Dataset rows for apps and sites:
= Beginning of Section =
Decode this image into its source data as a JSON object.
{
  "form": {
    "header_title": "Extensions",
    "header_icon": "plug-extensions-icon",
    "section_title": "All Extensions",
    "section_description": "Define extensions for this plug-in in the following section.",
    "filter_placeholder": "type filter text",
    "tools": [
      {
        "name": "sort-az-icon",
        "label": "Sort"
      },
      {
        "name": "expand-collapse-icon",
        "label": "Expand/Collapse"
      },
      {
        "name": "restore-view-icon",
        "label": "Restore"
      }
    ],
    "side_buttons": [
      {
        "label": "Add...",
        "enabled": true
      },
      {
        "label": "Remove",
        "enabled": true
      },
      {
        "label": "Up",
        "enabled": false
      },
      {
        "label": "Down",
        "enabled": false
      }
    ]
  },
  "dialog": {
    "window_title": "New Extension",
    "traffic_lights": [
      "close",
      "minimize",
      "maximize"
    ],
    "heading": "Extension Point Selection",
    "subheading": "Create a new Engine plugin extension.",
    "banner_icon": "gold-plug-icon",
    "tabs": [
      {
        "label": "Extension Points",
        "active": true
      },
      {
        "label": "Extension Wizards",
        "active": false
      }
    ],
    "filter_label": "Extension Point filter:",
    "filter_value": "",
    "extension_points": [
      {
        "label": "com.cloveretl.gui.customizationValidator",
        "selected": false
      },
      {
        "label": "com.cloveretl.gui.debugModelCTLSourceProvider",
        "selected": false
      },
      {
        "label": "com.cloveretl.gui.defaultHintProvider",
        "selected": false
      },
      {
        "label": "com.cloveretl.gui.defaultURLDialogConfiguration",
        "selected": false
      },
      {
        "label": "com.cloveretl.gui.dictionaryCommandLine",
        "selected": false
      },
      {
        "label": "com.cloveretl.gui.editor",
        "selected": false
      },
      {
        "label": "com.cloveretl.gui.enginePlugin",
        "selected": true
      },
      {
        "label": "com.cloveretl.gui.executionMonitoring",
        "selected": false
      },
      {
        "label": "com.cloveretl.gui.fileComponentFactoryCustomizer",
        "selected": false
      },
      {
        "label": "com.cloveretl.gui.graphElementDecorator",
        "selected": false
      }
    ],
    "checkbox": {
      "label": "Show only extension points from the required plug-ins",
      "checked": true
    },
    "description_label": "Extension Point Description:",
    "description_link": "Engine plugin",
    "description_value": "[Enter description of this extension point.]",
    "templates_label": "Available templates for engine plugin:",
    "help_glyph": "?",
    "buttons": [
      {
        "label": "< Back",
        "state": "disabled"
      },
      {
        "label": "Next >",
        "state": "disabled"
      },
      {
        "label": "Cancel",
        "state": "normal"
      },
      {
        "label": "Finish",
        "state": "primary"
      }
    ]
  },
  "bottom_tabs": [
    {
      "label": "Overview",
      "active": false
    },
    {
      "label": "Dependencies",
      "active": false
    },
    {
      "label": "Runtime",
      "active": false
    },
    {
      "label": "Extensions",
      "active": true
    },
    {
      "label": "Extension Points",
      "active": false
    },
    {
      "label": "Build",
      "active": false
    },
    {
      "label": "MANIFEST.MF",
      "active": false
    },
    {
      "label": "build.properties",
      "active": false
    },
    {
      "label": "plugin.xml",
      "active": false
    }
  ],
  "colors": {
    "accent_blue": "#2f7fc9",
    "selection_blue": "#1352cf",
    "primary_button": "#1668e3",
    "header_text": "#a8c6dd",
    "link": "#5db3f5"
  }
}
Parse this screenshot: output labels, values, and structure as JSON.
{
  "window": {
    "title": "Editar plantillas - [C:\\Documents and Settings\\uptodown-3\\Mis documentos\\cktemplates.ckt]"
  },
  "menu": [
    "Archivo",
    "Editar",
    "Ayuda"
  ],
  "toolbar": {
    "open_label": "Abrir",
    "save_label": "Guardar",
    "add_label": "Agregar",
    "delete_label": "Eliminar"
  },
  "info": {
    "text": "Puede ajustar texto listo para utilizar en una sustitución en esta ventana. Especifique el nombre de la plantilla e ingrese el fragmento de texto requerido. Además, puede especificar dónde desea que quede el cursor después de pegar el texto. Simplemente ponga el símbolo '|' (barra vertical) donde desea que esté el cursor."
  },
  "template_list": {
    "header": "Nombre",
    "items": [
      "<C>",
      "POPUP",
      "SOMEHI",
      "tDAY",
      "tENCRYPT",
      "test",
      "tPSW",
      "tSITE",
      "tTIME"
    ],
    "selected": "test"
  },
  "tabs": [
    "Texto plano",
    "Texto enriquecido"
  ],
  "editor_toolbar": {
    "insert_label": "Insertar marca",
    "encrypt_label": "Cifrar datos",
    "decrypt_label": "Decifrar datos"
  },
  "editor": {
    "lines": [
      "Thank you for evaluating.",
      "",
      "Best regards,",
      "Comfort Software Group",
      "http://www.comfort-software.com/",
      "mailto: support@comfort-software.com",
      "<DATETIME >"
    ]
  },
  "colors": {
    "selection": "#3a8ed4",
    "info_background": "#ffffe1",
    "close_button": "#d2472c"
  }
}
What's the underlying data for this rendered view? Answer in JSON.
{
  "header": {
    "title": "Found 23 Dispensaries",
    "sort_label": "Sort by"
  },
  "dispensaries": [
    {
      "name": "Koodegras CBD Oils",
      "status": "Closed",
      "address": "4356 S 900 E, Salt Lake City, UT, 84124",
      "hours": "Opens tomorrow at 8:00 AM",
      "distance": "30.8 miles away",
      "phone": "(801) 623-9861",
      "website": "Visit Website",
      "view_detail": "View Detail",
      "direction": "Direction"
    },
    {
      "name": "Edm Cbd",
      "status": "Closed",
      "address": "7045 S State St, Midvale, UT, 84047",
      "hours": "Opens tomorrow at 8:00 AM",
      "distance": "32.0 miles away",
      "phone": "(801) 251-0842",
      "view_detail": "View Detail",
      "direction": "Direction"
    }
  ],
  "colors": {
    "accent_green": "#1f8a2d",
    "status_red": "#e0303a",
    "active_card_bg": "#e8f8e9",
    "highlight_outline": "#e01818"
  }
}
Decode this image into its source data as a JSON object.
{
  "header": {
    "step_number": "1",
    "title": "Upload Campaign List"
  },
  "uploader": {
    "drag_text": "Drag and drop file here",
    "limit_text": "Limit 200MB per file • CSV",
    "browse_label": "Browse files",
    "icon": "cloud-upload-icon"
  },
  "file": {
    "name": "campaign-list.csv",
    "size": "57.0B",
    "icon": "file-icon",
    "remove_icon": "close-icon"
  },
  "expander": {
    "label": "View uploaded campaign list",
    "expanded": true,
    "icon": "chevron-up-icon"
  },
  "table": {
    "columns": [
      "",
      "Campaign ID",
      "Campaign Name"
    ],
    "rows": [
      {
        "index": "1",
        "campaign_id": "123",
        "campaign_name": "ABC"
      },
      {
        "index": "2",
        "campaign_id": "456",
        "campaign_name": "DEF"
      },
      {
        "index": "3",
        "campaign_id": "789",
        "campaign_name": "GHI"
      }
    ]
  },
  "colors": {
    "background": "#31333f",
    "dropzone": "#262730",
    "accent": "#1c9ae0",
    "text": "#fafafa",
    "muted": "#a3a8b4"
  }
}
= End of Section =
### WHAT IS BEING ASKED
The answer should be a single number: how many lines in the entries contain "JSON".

### RESPONSE BELOW
4